Income Statement

Income Statement measures profitability of a business. it’s reports are typically viewed on a monthly, quarterly, and annual basis.


  • Cost of Goods Sold(COGS): cost of creating products or providing services.
    • Tracking Cost of Goods Sold leads to creation of a Gross Profit subtotal. This allows you to see, and track, your cost directly related to the product or service.
  • Overhead expenses: cost required to run the business, but not directly related to revenue
    • General & Administrative Expense: This is anything not-related directly to Revenue, but the cost of operating the company.
    • Business development expenses (sales, marketing, or advertising)
    • Facility costs (rent, repairs and maintenance, or utilities)
    • Software and subscriptions

Compare specifics:

  • Budgeted versus actual: This tells you how well you did versus your plan.
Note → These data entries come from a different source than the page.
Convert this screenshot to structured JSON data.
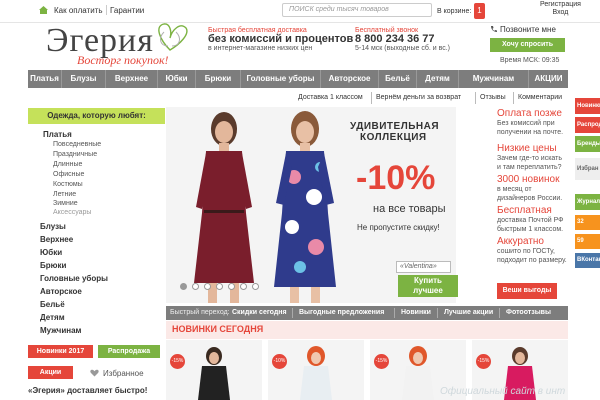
{
  "topbar": {
    "how_to_pay": "Как оплатить",
    "guarantee": "Гарантии",
    "search_placeholder": "ПОИСК среди тысяч товаров",
    "cart_label": "В корзине:",
    "cart_count": "1",
    "register": "Регистрация",
    "login": "Вход"
  },
  "header": {
    "logo": "Эгерия",
    "slogan": "Восторг покупок!",
    "delivery_line1": "Быстрая бесплатная доставка",
    "delivery_line2": "без комиссий и процентов",
    "delivery_line3": "в интернет-магазине низких цен",
    "call_line1": "Бесплатный звонок",
    "phone": "8 800 234 36 77",
    "hours": "5-14 мск (выходные сб. и вс.)",
    "call_me": "Позвоните мне",
    "ask_button": "Хочу спросить",
    "msk_time": "Время МСК: 09:35"
  },
  "nav": {
    "items": [
      "Платья",
      "Блузы",
      "Верхнее",
      "Юбки",
      "Брюки",
      "Головные уборы",
      "Авторское",
      "Бельё",
      "Детям",
      "Мужчинам",
      "АКЦИИ"
    ]
  },
  "subnav": {
    "items": [
      "Доставка 1 классом",
      "Вернём деньги за возврат",
      "Отзывы",
      "Комментарии"
    ]
  },
  "sidebar": {
    "heading": "Одежда, которую любят:",
    "dresses": "Платья",
    "dress_sub": [
      "Повседневные",
      "Праздничные",
      "Длинные",
      "Офисные",
      "Костюмы",
      "Летние",
      "Зимние",
      "Аксессуары"
    ],
    "categories": [
      "Блузы",
      "Верхнее",
      "Юбки",
      "Брюки",
      "Головные уборы",
      "Авторское",
      "Бельё",
      "Детям",
      "Мужчинам"
    ],
    "new_2017": "Новинки 2017",
    "sale": "Распродажа",
    "actions": "Акции",
    "favorites": "Избранное",
    "promo_bold": "«Эгерия» доставляет быстро!"
  },
  "banner": {
    "heading_line1": "УДИВИТЕЛЬНАЯ",
    "heading_line2": "КОЛЛЕКЦИЯ",
    "discount": "-10%",
    "on_all": "на все товары",
    "dont_miss": "Не пропустите скидку!",
    "search_value": "«Valentina»",
    "buy_line1": "Купить",
    "buy_line2": "лучшее"
  },
  "right_promo": {
    "pay_title": "Оплата позже",
    "pay_text": [
      "Без комиссий при",
      "получении на почте."
    ],
    "low_title": "Низкие цены",
    "low_text": [
      "Зачем где-то искать",
      "и там переплатить?"
    ],
    "new_title": "3000 новинок",
    "new_text": [
      "в месяц от",
      "дизайнеров России."
    ],
    "free_title": "Бесплатная",
    "free_text": [
      "доставка Почтой РФ",
      "быстрым 1 классом."
    ],
    "neat_title": "Аккуратно",
    "neat_text": [
      "сошито по ГОСТу,",
      "подходит по размеру."
    ],
    "size_button": "Веши выгоды"
  },
  "quick_nav": {
    "label": "Быстрый переход:",
    "items": [
      "Скидки сегодня",
      "Выгодные предложения",
      "Новинки",
      "Лучшие акции",
      "Фотоотзывы"
    ]
  },
  "news": {
    "title": "НОВИНКИ СЕГОДНЯ",
    "badges": [
      "-15%",
      "-10%",
      "-15%",
      "-15%"
    ]
  },
  "edge": {
    "items": [
      "Новинки",
      "Распрод",
      "Бренды",
      "Избран",
      "Журнал",
      "32",
      "59",
      "ВКонтакте"
    ]
  },
  "watermark": "Официальный сайт в инт",
  "colors": {
    "accent_red": "#e5463a",
    "accent_green": "#7cb342",
    "nav_gray": "#7d7d7d",
    "lime": "#c5e15a"
  }
}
Things happen throughout the year, so it’s important to consider the change in circumstances.
  • Current year versus previous years:
    Compare each line item to the previous year and consider:
    • did it increase/decrease proportionally?
    • what conditions changed that would change expenses?
  • Change in revenue, Gross Profit & Profit:
    When looking at these raw numbers, you want to see:
    • where they’re trending
    • confirm they’re accurate
  • Percentage of Gross Profit & Profit:
    Percentages allow you to compare multiple years easily.
  • Debt service coverage ratio: used by lenders for decision making.

Profit = Revenue - Expenses
Gross Profit = Revenue - COGS
Operating Income = Gross Profit - Operating Expense
Profit before tax = Operating Income - Non-Operating Income (excluding tax)
Debt service coverage ratio = Operating income / Debt service
Net Change Formula = Current Period’s Value – Previous Period’s Value